One of the most celebrated designers working in the late Rococo and early Neoclassical style was Pierre Contant d'Ivry, who produced designs for furniture as well as buildings. Contant d'Ivry, who held the title of architect to the king, worked only with very rich and influential clients such as the duc d'Orléans. Among his most famous designs were the Madeleine church in Paris and a renovation of the Palais Royal for the duc d'Orléans.

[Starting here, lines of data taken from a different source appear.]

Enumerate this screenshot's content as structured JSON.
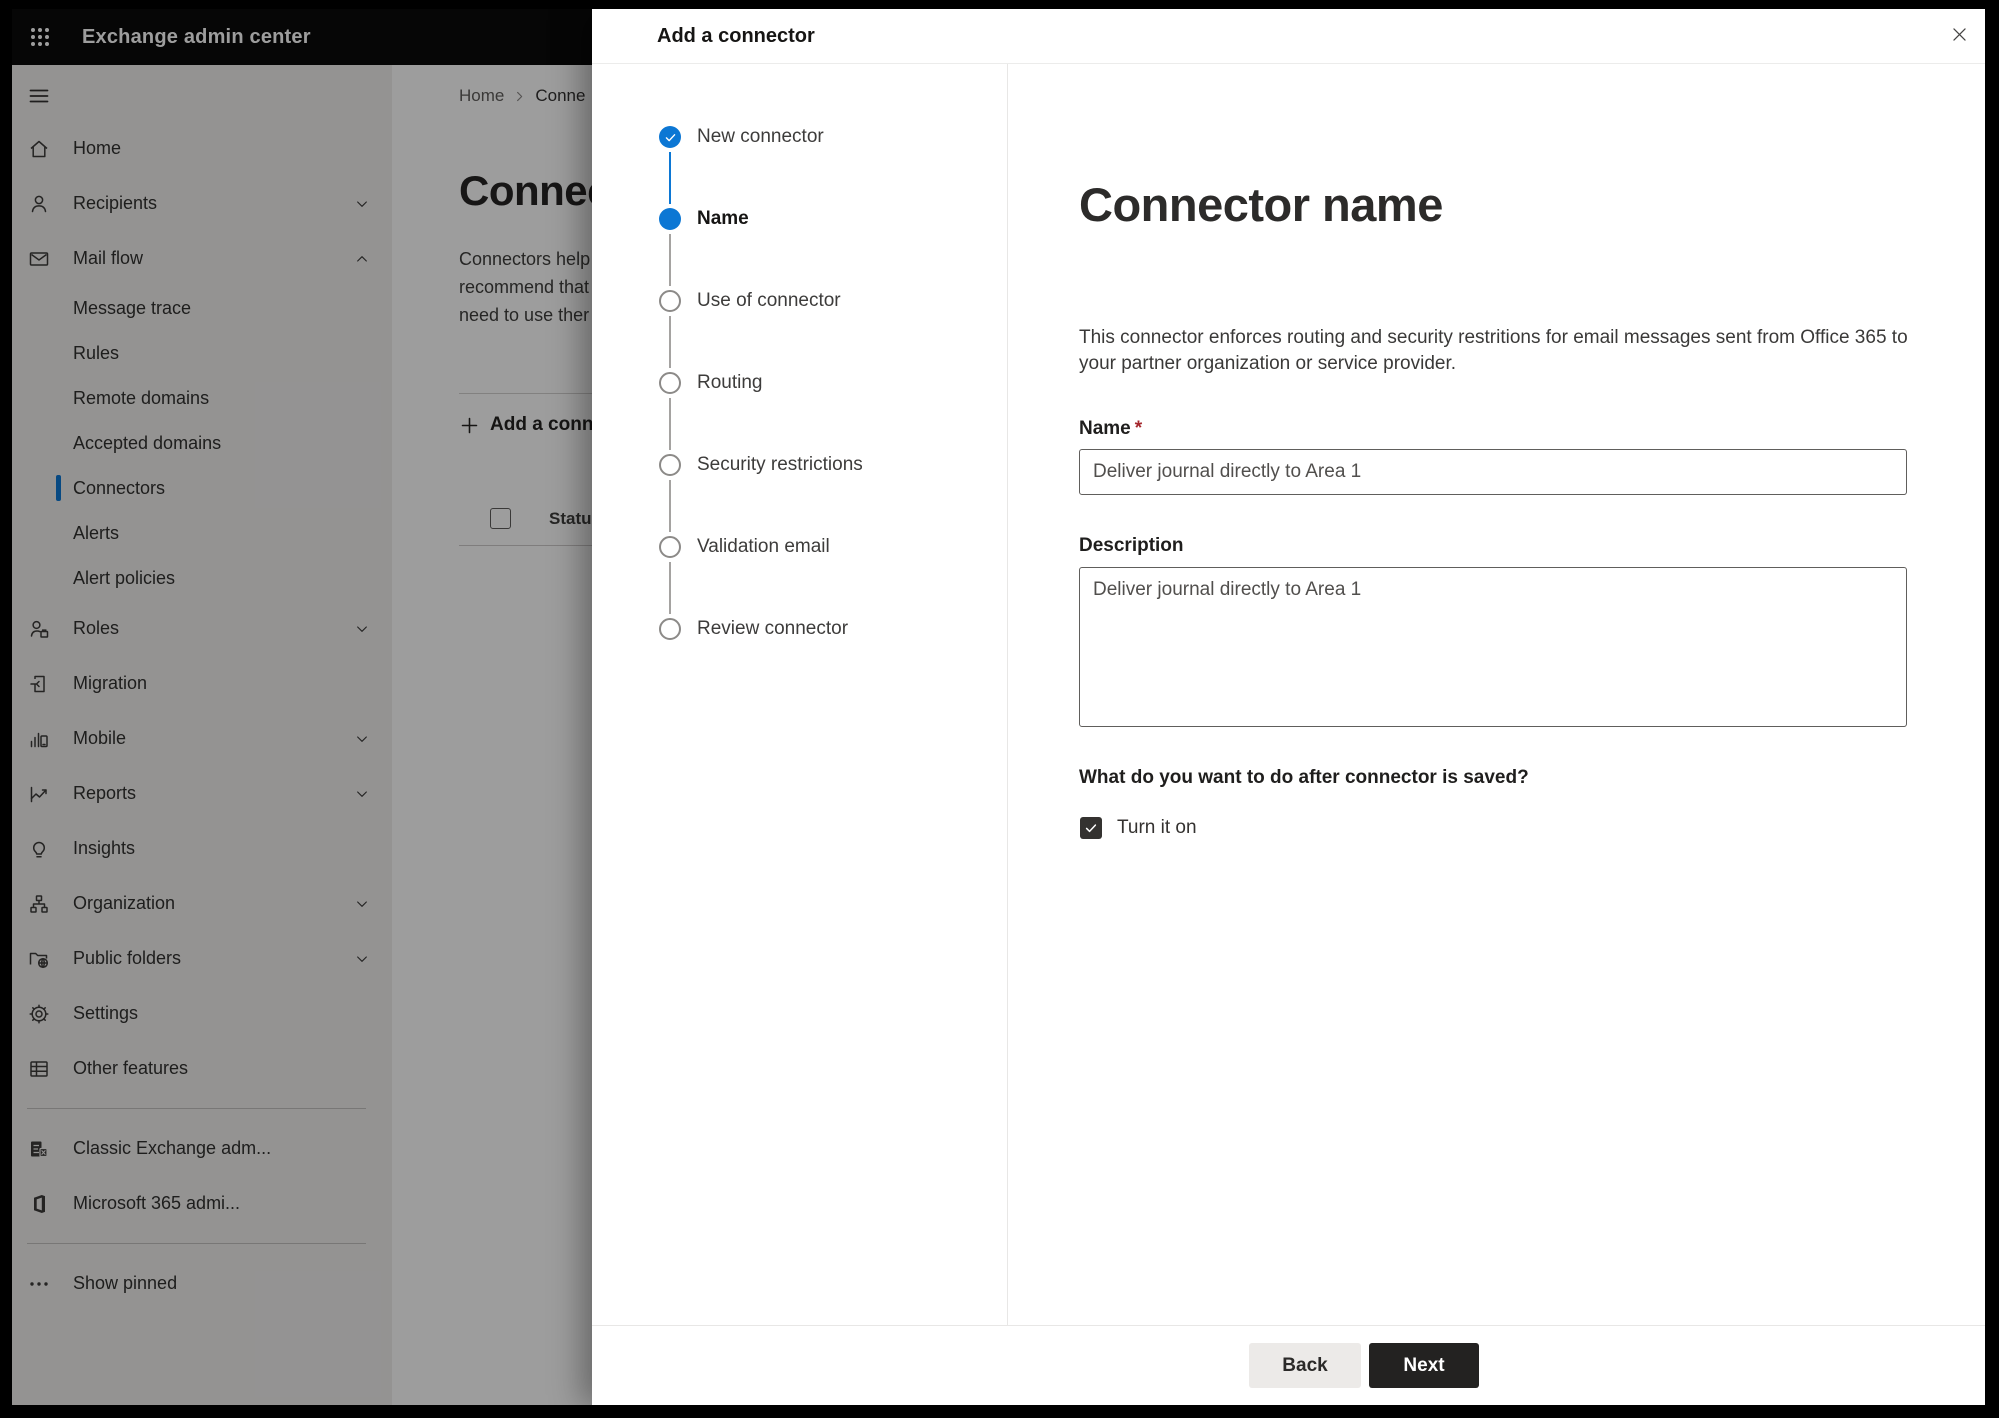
{
  "topbar": {
    "title": "Exchange admin center"
  },
  "sidebar": {
    "items": [
      {
        "label": "Home",
        "icon": "home-icon"
      },
      {
        "label": "Recipients",
        "icon": "person-icon",
        "chevron": "down"
      },
      {
        "label": "Mail flow",
        "icon": "mail-icon",
        "chevron": "up"
      },
      {
        "label": "Message trace",
        "sub": true
      },
      {
        "label": "Rules",
        "sub": true
      },
      {
        "label": "Remote domains",
        "sub": true
      },
      {
        "label": "Accepted domains",
        "sub": true
      },
      {
        "label": "Connectors",
        "sub": true,
        "selected": true
      },
      {
        "label": "Alerts",
        "sub": true
      },
      {
        "label": "Alert policies",
        "sub": true
      },
      {
        "label": "Roles",
        "icon": "roles-icon",
        "chevron": "down"
      },
      {
        "label": "Migration",
        "icon": "migration-icon"
      },
      {
        "label": "Mobile",
        "icon": "mobile-icon",
        "chevron": "down"
      },
      {
        "label": "Reports",
        "icon": "reports-icon",
        "chevron": "down"
      },
      {
        "label": "Insights",
        "icon": "insights-icon"
      },
      {
        "label": "Organization",
        "icon": "organization-icon",
        "chevron": "down"
      },
      {
        "label": "Public folders",
        "icon": "public-folders-icon",
        "chevron": "down"
      },
      {
        "label": "Settings",
        "icon": "settings-icon"
      },
      {
        "label": "Other features",
        "icon": "other-features-icon"
      },
      {
        "type": "divider"
      },
      {
        "label": "Classic Exchange adm...",
        "icon": "classic-exchange-icon"
      },
      {
        "label": "Microsoft 365 admi...",
        "icon": "microsoft-365-icon"
      },
      {
        "type": "divider"
      },
      {
        "label": "Show pinned",
        "icon": "ellipsis-icon"
      }
    ]
  },
  "page": {
    "breadcrumb": {
      "home": "Home",
      "current": "Conne",
      "separator_icon": "chevron-right-icon"
    },
    "heading": "Connec",
    "intro_lines": [
      "Connectors help",
      "recommend that",
      "need to use ther"
    ],
    "add_connector_button": "Add a conn",
    "table": {
      "status_header": "Status"
    }
  },
  "panel": {
    "title": "Add a connector",
    "close_icon": "close-icon",
    "steps": [
      {
        "label": "New connector",
        "state": "completed"
      },
      {
        "label": "Name",
        "state": "current"
      },
      {
        "label": "Use of connector",
        "state": "upcoming"
      },
      {
        "label": "Routing",
        "state": "upcoming"
      },
      {
        "label": "Security restrictions",
        "state": "upcoming"
      },
      {
        "label": "Validation email",
        "state": "upcoming"
      },
      {
        "label": "Review connector",
        "state": "upcoming"
      }
    ],
    "content": {
      "title": "Connector name",
      "description": "This connector enforces routing and security restritions for email messages sent from Office 365 to your partner organization or service provider.",
      "name_field": {
        "label": "Name",
        "required_marker": "*",
        "value": "Deliver journal directly to Area 1"
      },
      "description_field": {
        "label": "Description",
        "value": "Deliver journal directly to Area 1"
      },
      "after_save": {
        "question": "What do you want to do after connector is saved?",
        "checkbox_label": "Turn it on",
        "checked": true
      }
    },
    "footer": {
      "back": "Back",
      "next": "Next"
    }
  },
  "colors": {
    "accent_blue": "#0c77d4",
    "primary_button": "#232221",
    "required_red": "#a4262c",
    "overlay": "rgba(0,0,0,0.385)"
  }
}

A colleague described Contant d'Ivry's design for the Palais Royal as an ideal compromise "between the two excesses" of the Rococo and the classical styles. Even the philosopher Denis Diderot agreed: he published the plans in his renowned Encyclopédie in 1762, only six years after the building was finished.